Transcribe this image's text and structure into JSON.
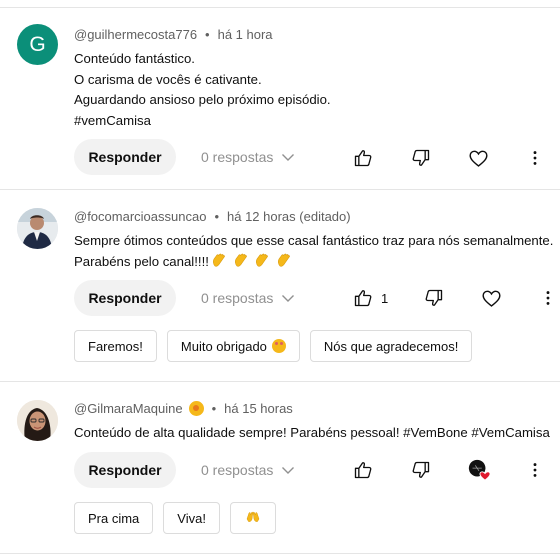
{
  "comments": [
    {
      "avatar_letter": "G",
      "avatar_color": "#0b8f79",
      "handle": "@guilhermecosta776",
      "separator": "•",
      "time": "há 1 hora",
      "lines": [
        "Conteúdo fantástico.",
        "O carisma de vocês é cativante.",
        "Aguardando ansioso pelo próximo episódio.",
        "#vemCamisa"
      ],
      "reply_label": "Responder",
      "replies_label": "0 respostas"
    },
    {
      "handle": "@focomarcioassuncao",
      "separator": "•",
      "time": "há 12 horas (editado)",
      "lines": [
        "Sempre ótimos conteúdos que esse casal fantástico traz para nós semanalmente.",
        "Parabéns pelo canal!!!!"
      ],
      "reply_label": "Responder",
      "replies_label": "0 respostas",
      "like_count": "1",
      "quick_replies": [
        "Faremos!",
        "Muito obrigado",
        "Nós que agradecemos!"
      ]
    },
    {
      "handle": "@GilmaraMaquine",
      "separator": "•",
      "time": "há 15 horas",
      "lines": [
        "Conteúdo de alta qualidade sempre! Parabéns pessoal! #VemBone #VemCamisa"
      ],
      "reply_label": "Responder",
      "replies_label": "0 respostas",
      "quick_replies": [
        "Pra cima",
        "Viva!"
      ]
    }
  ],
  "icons": {
    "like": "thumbs-up-icon",
    "dislike": "thumbs-down-icon",
    "heart": "heart-icon",
    "more": "more-vert-icon",
    "chevron": "chevron-down-icon",
    "clap": "clapping-hands-icon",
    "raised_hands": "raised-hands-icon",
    "creator_heart": "creator-heart-icon"
  },
  "colors": {
    "text_primary": "#0f0f0f",
    "text_secondary": "#606060",
    "reply_bg": "#f2f2f2",
    "divider": "#e5e5e5",
    "heart_red": "#e0192d"
  }
}
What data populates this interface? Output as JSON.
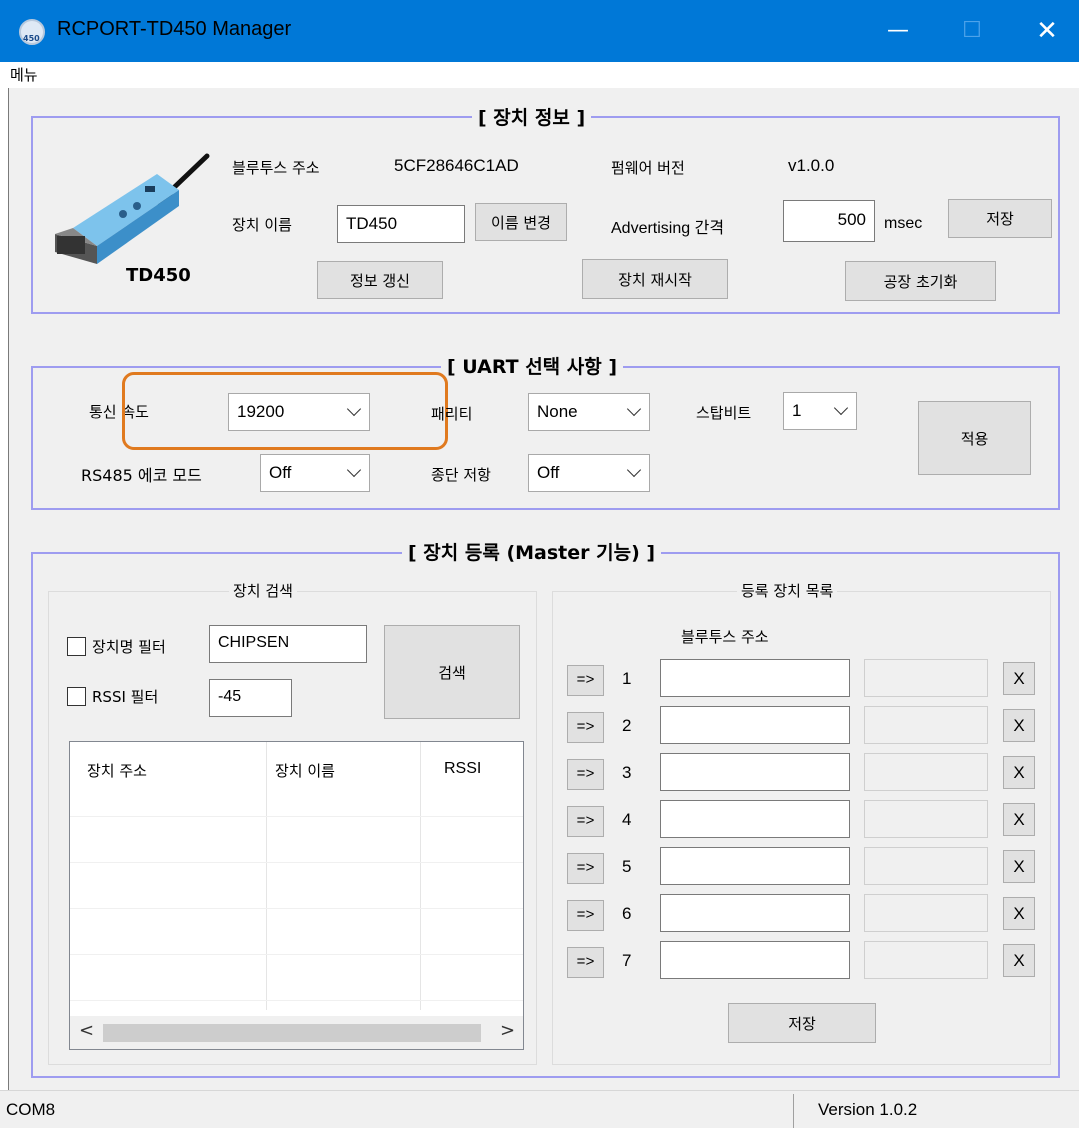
{
  "window": {
    "title": "RCPORT-TD450 Manager",
    "min_glyph": "—",
    "max_glyph": "☐",
    "close_glyph": "✕"
  },
  "menu": {
    "label": "메뉴"
  },
  "device_info": {
    "group_title": "[ 장치 정보 ]",
    "image_label": "TD450",
    "bt_address_label": "블루투스 주소",
    "bt_address_value": "5CF28646C1AD",
    "firmware_label": "펌웨어 버전",
    "firmware_value": "v1.0.0",
    "device_name_label": "장치 이름",
    "device_name_value": "TD450",
    "rename_button": "이름 변경",
    "adv_interval_label": "Advertising 간격",
    "adv_interval_value": "500",
    "adv_unit": "msec",
    "save_button": "저장",
    "refresh_button": "정보 갱신",
    "restart_button": "장치 재시작",
    "factory_reset_button": "공장 초기화"
  },
  "uart": {
    "group_title": "[ UART 선택 사항 ]",
    "baud_label": "통신 속도",
    "baud_value": "19200",
    "parity_label": "패리티",
    "parity_value": "None",
    "stopbit_label": "스탑비트",
    "stopbit_value": "1",
    "apply_button": "적용",
    "echo_label": "RS485 에코 모드",
    "echo_value": "Off",
    "termination_label": "종단 저항",
    "termination_value": "Off",
    "highlight_color": "#e07a1f"
  },
  "register": {
    "group_title_prefix": "[ 장치 등록 (",
    "group_title_bold": "Master",
    "group_title_suffix": " 기능) ]",
    "search_group_title": "장치 검색",
    "name_filter_label": "장치명 필터",
    "name_filter_value": "CHIPSEN",
    "rssi_filter_label": "RSSI 필터",
    "rssi_filter_value": "-45",
    "search_button": "검색",
    "columns": [
      "장치 주소",
      "장치 이름",
      "RSSI"
    ],
    "list_group_title": "등록 장치 목록",
    "bt_address_header": "블루투스 주소",
    "rows": [
      {
        "arrow": "=>",
        "num": "1",
        "remove": "X"
      },
      {
        "arrow": "=>",
        "num": "2",
        "remove": "X"
      },
      {
        "arrow": "=>",
        "num": "3",
        "remove": "X"
      },
      {
        "arrow": "=>",
        "num": "4",
        "remove": "X"
      },
      {
        "arrow": "=>",
        "num": "5",
        "remove": "X"
      },
      {
        "arrow": "=>",
        "num": "6",
        "remove": "X"
      },
      {
        "arrow": "=>",
        "num": "7",
        "remove": "X"
      }
    ],
    "save_button": "저장",
    "scroll_left": "<",
    "scroll_right": ">"
  },
  "status": {
    "port": "COM8",
    "version": "Version 1.0.2"
  }
}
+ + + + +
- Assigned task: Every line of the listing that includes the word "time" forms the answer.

- Solution for this exercise:
      "time": "há 1 hora",
      "time": "há 12 horas (editado)",
      "time": "há 15 horas",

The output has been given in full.